[What is required]:
Count the lines that contain the string "Chai" in the records beneath, and respond with the number only.

[Data for the task]:
----

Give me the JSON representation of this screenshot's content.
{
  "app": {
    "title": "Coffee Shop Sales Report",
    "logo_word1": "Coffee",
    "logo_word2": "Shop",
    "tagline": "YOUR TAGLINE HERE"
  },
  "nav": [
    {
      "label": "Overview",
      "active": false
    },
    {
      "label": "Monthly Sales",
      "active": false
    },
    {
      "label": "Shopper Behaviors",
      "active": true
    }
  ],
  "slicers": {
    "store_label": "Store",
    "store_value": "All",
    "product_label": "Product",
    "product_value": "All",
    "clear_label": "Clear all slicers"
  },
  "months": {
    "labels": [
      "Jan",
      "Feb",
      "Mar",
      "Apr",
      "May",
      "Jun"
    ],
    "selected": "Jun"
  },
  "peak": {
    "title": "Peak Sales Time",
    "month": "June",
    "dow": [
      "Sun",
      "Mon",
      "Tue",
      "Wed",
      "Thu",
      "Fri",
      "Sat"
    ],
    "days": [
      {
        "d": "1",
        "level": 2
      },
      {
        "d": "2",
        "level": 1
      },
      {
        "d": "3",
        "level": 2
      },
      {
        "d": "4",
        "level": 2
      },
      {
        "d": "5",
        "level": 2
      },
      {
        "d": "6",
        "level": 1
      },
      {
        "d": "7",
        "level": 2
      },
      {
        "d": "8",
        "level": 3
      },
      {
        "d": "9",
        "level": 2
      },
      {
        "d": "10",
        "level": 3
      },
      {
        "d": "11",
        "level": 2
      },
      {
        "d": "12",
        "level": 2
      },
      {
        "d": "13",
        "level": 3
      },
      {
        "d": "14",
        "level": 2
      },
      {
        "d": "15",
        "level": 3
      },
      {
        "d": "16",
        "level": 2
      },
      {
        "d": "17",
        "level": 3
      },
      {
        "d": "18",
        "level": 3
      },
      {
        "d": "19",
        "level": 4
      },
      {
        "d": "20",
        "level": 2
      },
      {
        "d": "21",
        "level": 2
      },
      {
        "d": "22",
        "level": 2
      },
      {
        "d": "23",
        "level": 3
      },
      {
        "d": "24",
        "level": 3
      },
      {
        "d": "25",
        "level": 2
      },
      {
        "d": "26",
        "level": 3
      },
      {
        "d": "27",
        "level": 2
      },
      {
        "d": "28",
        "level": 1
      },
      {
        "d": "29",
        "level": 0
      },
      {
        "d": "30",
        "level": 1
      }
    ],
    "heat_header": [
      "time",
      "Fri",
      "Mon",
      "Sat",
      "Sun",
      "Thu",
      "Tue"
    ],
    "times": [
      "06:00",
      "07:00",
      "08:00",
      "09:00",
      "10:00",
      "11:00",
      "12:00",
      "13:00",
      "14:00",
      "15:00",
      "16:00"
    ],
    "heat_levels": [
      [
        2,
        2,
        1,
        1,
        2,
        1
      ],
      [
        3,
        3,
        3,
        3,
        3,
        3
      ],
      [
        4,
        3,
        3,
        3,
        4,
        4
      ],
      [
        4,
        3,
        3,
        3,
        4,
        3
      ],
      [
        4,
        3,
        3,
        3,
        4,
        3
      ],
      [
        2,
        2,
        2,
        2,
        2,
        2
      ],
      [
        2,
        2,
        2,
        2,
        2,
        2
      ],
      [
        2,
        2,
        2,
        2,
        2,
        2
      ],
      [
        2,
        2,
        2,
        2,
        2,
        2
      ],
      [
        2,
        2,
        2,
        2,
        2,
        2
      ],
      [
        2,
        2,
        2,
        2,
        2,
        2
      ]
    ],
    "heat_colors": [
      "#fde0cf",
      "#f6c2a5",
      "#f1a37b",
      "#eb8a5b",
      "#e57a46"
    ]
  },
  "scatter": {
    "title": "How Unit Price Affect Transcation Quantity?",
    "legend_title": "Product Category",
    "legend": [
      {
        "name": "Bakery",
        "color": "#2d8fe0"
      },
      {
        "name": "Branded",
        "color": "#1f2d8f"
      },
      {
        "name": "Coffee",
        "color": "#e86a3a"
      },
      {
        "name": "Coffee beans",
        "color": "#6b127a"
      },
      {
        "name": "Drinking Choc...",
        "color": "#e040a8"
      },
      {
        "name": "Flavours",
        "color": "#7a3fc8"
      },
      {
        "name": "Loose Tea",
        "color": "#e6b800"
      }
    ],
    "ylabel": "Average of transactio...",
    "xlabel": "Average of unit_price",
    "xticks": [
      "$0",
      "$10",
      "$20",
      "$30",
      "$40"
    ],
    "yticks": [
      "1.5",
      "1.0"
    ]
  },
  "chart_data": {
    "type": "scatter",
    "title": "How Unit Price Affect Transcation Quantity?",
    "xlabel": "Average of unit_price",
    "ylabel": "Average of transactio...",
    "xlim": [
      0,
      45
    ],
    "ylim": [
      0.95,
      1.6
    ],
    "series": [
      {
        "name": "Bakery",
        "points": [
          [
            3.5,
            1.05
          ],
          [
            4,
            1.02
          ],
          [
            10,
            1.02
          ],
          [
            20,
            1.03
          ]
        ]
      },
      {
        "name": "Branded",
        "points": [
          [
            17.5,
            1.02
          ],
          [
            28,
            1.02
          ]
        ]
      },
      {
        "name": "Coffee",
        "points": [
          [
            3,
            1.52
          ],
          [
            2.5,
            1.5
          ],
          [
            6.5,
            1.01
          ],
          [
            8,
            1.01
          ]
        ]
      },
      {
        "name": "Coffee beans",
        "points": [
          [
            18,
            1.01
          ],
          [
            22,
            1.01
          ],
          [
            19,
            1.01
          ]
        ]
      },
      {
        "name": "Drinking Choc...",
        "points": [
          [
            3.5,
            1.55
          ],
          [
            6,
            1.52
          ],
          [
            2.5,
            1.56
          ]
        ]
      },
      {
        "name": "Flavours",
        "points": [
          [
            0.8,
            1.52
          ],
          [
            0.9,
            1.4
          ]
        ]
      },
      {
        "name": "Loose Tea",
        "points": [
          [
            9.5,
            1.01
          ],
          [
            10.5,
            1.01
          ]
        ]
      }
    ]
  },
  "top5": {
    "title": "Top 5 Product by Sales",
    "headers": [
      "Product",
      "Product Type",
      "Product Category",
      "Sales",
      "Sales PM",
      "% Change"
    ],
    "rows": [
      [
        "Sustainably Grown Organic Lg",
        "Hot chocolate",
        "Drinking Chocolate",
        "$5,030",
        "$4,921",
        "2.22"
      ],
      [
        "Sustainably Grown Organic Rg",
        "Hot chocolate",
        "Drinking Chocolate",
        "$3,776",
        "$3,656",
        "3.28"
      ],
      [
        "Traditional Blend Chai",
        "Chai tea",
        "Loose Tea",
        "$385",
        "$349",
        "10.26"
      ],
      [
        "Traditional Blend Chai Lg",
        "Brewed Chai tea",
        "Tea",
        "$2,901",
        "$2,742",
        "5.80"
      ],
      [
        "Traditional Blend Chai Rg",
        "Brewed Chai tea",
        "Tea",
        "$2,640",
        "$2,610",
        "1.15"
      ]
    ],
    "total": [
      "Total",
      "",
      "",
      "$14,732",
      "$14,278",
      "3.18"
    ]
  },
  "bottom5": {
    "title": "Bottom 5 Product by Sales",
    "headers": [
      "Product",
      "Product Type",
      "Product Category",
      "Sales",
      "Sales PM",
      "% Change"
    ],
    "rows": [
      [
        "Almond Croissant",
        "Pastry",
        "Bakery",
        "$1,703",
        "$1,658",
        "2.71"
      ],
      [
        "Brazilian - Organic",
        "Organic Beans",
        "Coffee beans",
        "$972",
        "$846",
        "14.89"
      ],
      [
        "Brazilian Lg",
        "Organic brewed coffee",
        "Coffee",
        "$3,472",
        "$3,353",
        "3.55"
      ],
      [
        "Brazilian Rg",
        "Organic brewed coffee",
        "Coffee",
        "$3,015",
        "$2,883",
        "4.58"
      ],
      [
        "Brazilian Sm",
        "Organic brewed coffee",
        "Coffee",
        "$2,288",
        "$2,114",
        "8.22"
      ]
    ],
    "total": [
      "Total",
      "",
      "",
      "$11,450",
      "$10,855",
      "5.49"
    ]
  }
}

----

[Result]:
6